## TASK PROMPT:
What is needed is an exact copy of the whole listing below, with no pictures.
DATASET RECORDS below:
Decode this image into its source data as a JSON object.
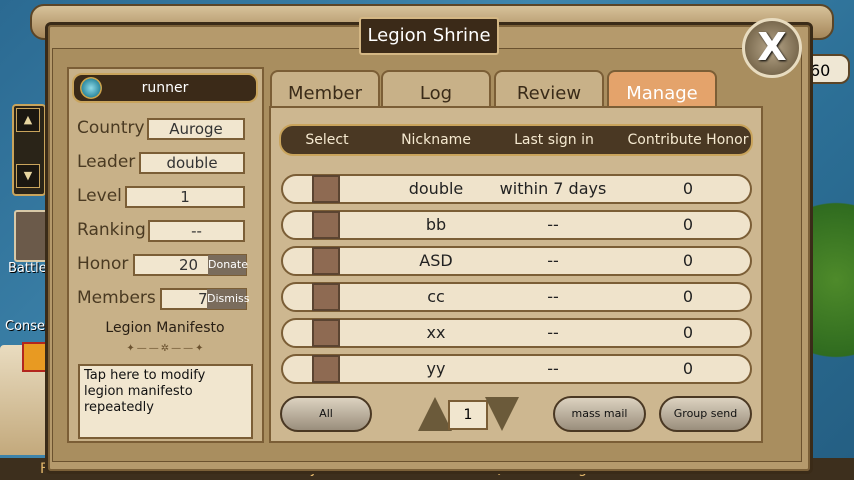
{
  "dialog": {
    "title": "Legion Shrine",
    "close_label": "X"
  },
  "background": {
    "battle_label": "Battle",
    "conse_label": "Conse",
    "corner_value": "60"
  },
  "legion_info": {
    "name": "runner",
    "country_label": "Country",
    "country": "Auroge",
    "leader_label": "Leader",
    "leader": "double",
    "level_label": "Level",
    "level": "1",
    "ranking_label": "Ranking",
    "ranking": "--",
    "honor_label": "Honor",
    "honor": "20",
    "donate_label": "Donate",
    "members_label": "Members",
    "members": "7",
    "dismiss_label": "Dismiss",
    "manifesto_title": "Legion Manifesto",
    "manifesto_ornament": "✦——✲——✦",
    "manifesto_text": "Tap here to modify legion manifesto repeatedly"
  },
  "tabs": [
    {
      "label": "Member"
    },
    {
      "label": "Log"
    },
    {
      "label": "Review"
    },
    {
      "label": "Manage"
    }
  ],
  "table": {
    "headers": [
      "Select",
      "Nickname",
      "Last sign in",
      "Contribute Honor"
    ],
    "rows": [
      {
        "nickname": "double",
        "last_sign_in": "within 7 days",
        "honor": "0"
      },
      {
        "nickname": "bb",
        "last_sign_in": "--",
        "honor": "0"
      },
      {
        "nickname": "ASD",
        "last_sign_in": "--",
        "honor": "0"
      },
      {
        "nickname": "cc",
        "last_sign_in": "--",
        "honor": "0"
      },
      {
        "nickname": "xx",
        "last_sign_in": "--",
        "honor": "0"
      },
      {
        "nickname": "yy",
        "last_sign_in": "--",
        "honor": "0"
      }
    ]
  },
  "actions": {
    "all_label": "All",
    "page": "1",
    "mass_mail_label": "mass mail",
    "group_send_label": "Group send"
  },
  "bottom_nav": [
    "Facebook",
    "Friends",
    "Character",
    "Military",
    "Item",
    "Enhance",
    "Quest",
    "Legion",
    "Mall",
    "Interaction"
  ]
}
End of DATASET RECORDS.
## TASK OUTPUT:
Decode this image into its source data as a JSON object.
{
  "dialog": {
    "title": "Legion Shrine",
    "close_label": "X"
  },
  "background": {
    "battle_label": "Battle",
    "conse_label": "Conse",
    "corner_value": "60"
  },
  "legion_info": {
    "name": "runner",
    "country_label": "Country",
    "country": "Auroge",
    "leader_label": "Leader",
    "leader": "double",
    "level_label": "Level",
    "level": "1",
    "ranking_label": "Ranking",
    "ranking": "--",
    "honor_label": "Honor",
    "honor": "20",
    "donate_label": "Donate",
    "members_label": "Members",
    "members": "7",
    "dismiss_label": "Dismiss",
    "manifesto_title": "Legion Manifesto",
    "manifesto_ornament": "✦——✲——✦",
    "manifesto_text": "Tap here to modify legion manifesto repeatedly"
  },
  "tabs": [
    {
      "label": "Member"
    },
    {
      "label": "Log"
    },
    {
      "label": "Review"
    },
    {
      "label": "Manage"
    }
  ],
  "table": {
    "headers": [
      "Select",
      "Nickname",
      "Last sign in",
      "Contribute Honor"
    ],
    "rows": [
      {
        "nickname": "double",
        "last_sign_in": "within 7 days",
        "honor": "0"
      },
      {
        "nickname": "bb",
        "last_sign_in": "--",
        "honor": "0"
      },
      {
        "nickname": "ASD",
        "last_sign_in": "--",
        "honor": "0"
      },
      {
        "nickname": "cc",
        "last_sign_in": "--",
        "honor": "0"
      },
      {
        "nickname": "xx",
        "last_sign_in": "--",
        "honor": "0"
      },
      {
        "nickname": "yy",
        "last_sign_in": "--",
        "honor": "0"
      }
    ]
  },
  "actions": {
    "all_label": "All",
    "page": "1",
    "mass_mail_label": "mass mail",
    "group_send_label": "Group send"
  },
  "bottom_nav": [
    "Facebook",
    "Friends",
    "Character",
    "Military",
    "Item",
    "Enhance",
    "Quest",
    "Legion",
    "Mall",
    "Interaction"
  ]
}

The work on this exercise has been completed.